**TASK BRIEF:**
Output the data that follows exactly, line for line.

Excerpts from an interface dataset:
_____

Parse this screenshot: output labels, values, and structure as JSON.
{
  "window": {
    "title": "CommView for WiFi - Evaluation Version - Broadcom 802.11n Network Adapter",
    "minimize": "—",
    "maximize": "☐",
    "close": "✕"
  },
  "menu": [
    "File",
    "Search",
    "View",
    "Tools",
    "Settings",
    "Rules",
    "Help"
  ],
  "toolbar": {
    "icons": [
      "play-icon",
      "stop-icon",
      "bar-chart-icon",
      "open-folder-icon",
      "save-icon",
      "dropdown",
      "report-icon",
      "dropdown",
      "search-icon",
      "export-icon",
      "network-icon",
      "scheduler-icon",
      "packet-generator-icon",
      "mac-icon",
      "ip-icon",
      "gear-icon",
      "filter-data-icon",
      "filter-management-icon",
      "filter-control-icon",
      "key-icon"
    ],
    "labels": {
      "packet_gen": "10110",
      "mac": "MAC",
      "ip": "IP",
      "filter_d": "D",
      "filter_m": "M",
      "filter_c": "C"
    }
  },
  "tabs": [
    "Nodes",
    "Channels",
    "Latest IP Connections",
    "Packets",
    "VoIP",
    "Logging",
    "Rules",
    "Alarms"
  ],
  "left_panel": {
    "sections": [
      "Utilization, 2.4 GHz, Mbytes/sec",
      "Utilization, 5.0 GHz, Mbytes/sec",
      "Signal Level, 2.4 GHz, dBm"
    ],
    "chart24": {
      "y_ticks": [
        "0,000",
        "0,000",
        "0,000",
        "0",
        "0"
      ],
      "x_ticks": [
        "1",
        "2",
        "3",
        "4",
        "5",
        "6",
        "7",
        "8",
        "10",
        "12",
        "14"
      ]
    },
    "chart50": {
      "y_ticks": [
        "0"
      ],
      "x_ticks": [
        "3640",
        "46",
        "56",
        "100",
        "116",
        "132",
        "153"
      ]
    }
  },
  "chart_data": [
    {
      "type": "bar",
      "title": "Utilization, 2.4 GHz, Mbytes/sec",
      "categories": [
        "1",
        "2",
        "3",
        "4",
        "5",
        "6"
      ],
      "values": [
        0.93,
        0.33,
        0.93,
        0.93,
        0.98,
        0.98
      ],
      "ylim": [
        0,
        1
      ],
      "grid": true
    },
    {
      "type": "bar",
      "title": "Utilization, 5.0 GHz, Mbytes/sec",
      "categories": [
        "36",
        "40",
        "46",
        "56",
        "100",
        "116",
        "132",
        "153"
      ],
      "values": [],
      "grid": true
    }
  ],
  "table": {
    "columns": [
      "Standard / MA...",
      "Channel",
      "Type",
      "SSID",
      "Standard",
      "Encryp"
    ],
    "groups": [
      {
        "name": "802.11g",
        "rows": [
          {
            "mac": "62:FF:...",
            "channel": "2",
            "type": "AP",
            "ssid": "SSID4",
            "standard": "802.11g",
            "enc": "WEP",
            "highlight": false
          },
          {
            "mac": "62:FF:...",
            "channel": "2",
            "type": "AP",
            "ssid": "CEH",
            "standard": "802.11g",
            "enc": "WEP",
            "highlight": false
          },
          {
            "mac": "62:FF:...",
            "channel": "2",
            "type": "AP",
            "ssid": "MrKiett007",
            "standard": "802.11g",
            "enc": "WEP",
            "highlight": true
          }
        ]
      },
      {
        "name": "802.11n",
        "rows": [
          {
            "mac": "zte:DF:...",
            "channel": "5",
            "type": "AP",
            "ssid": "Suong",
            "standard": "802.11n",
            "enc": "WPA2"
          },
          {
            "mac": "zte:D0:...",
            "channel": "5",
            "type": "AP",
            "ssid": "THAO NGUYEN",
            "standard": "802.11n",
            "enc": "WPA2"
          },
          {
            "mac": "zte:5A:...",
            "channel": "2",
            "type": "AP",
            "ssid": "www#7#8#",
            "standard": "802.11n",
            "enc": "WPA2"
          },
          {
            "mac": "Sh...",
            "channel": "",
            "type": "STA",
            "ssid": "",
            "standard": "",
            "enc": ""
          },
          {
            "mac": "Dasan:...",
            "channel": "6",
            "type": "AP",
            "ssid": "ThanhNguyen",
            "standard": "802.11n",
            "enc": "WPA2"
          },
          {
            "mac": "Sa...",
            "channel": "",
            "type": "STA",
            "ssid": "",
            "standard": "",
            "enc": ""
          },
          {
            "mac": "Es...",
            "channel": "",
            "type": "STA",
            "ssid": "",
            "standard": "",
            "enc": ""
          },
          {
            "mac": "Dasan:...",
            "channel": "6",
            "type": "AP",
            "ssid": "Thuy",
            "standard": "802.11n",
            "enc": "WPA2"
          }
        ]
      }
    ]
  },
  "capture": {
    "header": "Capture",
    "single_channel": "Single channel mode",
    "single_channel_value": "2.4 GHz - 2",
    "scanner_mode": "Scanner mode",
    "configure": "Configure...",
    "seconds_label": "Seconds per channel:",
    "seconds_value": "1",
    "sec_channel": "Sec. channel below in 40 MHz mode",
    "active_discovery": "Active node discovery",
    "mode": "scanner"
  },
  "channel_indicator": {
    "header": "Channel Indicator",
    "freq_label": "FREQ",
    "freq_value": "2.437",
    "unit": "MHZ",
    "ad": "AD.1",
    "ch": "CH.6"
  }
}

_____

**EXERCISE OUTPUT:**
Parse this screenshot: output labels, values, and structure as JSON.
{
  "window": {
    "title": "CommView for WiFi - Evaluation Version - Broadcom 802.11n Network Adapter",
    "minimize": "—",
    "maximize": "☐",
    "close": "✕"
  },
  "menu": [
    "File",
    "Search",
    "View",
    "Tools",
    "Settings",
    "Rules",
    "Help"
  ],
  "toolbar": {
    "icons": [
      "play-icon",
      "stop-icon",
      "bar-chart-icon",
      "open-folder-icon",
      "save-icon",
      "dropdown",
      "report-icon",
      "dropdown",
      "search-icon",
      "export-icon",
      "network-icon",
      "scheduler-icon",
      "packet-generator-icon",
      "mac-icon",
      "ip-icon",
      "gear-icon",
      "filter-data-icon",
      "filter-management-icon",
      "filter-control-icon",
      "key-icon"
    ],
    "labels": {
      "packet_gen": "10110",
      "mac": "MAC",
      "ip": "IP",
      "filter_d": "D",
      "filter_m": "M",
      "filter_c": "C"
    }
  },
  "tabs": [
    "Nodes",
    "Channels",
    "Latest IP Connections",
    "Packets",
    "VoIP",
    "Logging",
    "Rules",
    "Alarms"
  ],
  "left_panel": {
    "sections": [
      "Utilization, 2.4 GHz, Mbytes/sec",
      "Utilization, 5.0 GHz, Mbytes/sec",
      "Signal Level, 2.4 GHz, dBm"
    ],
    "chart24": {
      "y_ticks": [
        "0,000",
        "0,000",
        "0,000",
        "0",
        "0"
      ],
      "x_ticks": [
        "1",
        "2",
        "3",
        "4",
        "5",
        "6",
        "7",
        "8",
        "10",
        "12",
        "14"
      ]
    },
    "chart50": {
      "y_ticks": [
        "0"
      ],
      "x_ticks": [
        "3640",
        "46",
        "56",
        "100",
        "116",
        "132",
        "153"
      ]
    }
  },
  "chart_data": [
    {
      "type": "bar",
      "title": "Utilization, 2.4 GHz, Mbytes/sec",
      "categories": [
        "1",
        "2",
        "3",
        "4",
        "5",
        "6"
      ],
      "values": [
        0.93,
        0.33,
        0.93,
        0.93,
        0.98,
        0.98
      ],
      "ylim": [
        0,
        1
      ],
      "grid": true
    },
    {
      "type": "bar",
      "title": "Utilization, 5.0 GHz, Mbytes/sec",
      "categories": [
        "36",
        "40",
        "46",
        "56",
        "100",
        "116",
        "132",
        "153"
      ],
      "values": [],
      "grid": true
    }
  ],
  "table": {
    "columns": [
      "Standard / MA...",
      "Channel",
      "Type",
      "SSID",
      "Standard",
      "Encryp"
    ],
    "groups": [
      {
        "name": "802.11g",
        "rows": [
          {
            "mac": "62:FF:...",
            "channel": "2",
            "type": "AP",
            "ssid": "SSID4",
            "standard": "802.11g",
            "enc": "WEP",
            "highlight": false
          },
          {
            "mac": "62:FF:...",
            "channel": "2",
            "type": "AP",
            "ssid": "CEH",
            "standard": "802.11g",
            "enc": "WEP",
            "highlight": false
          },
          {
            "mac": "62:FF:...",
            "channel": "2",
            "type": "AP",
            "ssid": "MrKiett007",
            "standard": "802.11g",
            "enc": "WEP",
            "highlight": true
          }
        ]
      },
      {
        "name": "802.11n",
        "rows": [
          {
            "mac": "zte:DF:...",
            "channel": "5",
            "type": "AP",
            "ssid": "Suong",
            "standard": "802.11n",
            "enc": "WPA2"
          },
          {
            "mac": "zte:D0:...",
            "channel": "5",
            "type": "AP",
            "ssid": "THAO NGUYEN",
            "standard": "802.11n",
            "enc": "WPA2"
          },
          {
            "mac": "zte:5A:...",
            "channel": "2",
            "type": "AP",
            "ssid": "www#7#8#",
            "standard": "802.11n",
            "enc": "WPA2"
          },
          {
            "mac": "Sh...",
            "channel": "",
            "type": "STA",
            "ssid": "",
            "standard": "",
            "enc": ""
          },
          {
            "mac": "Dasan:...",
            "channel": "6",
            "type": "AP",
            "ssid": "ThanhNguyen",
            "standard": "802.11n",
            "enc": "WPA2"
          },
          {
            "mac": "Sa...",
            "channel": "",
            "type": "STA",
            "ssid": "",
            "standard": "",
            "enc": ""
          },
          {
            "mac": "Es...",
            "channel": "",
            "type": "STA",
            "ssid": "",
            "standard": "",
            "enc": ""
          },
          {
            "mac": "Dasan:...",
            "channel": "6",
            "type": "AP",
            "ssid": "Thuy",
            "standard": "802.11n",
            "enc": "WPA2"
          }
        ]
      }
    ]
  },
  "capture": {
    "header": "Capture",
    "single_channel": "Single channel mode",
    "single_channel_value": "2.4 GHz - 2",
    "scanner_mode": "Scanner mode",
    "configure": "Configure...",
    "seconds_label": "Seconds per channel:",
    "seconds_value": "1",
    "sec_channel": "Sec. channel below in 40 MHz mode",
    "active_discovery": "Active node discovery",
    "mode": "scanner"
  },
  "channel_indicator": {
    "header": "Channel Indicator",
    "freq_label": "FREQ",
    "freq_value": "2.437",
    "unit": "MHZ",
    "ad": "AD.1",
    "ch": "CH.6"
  }
}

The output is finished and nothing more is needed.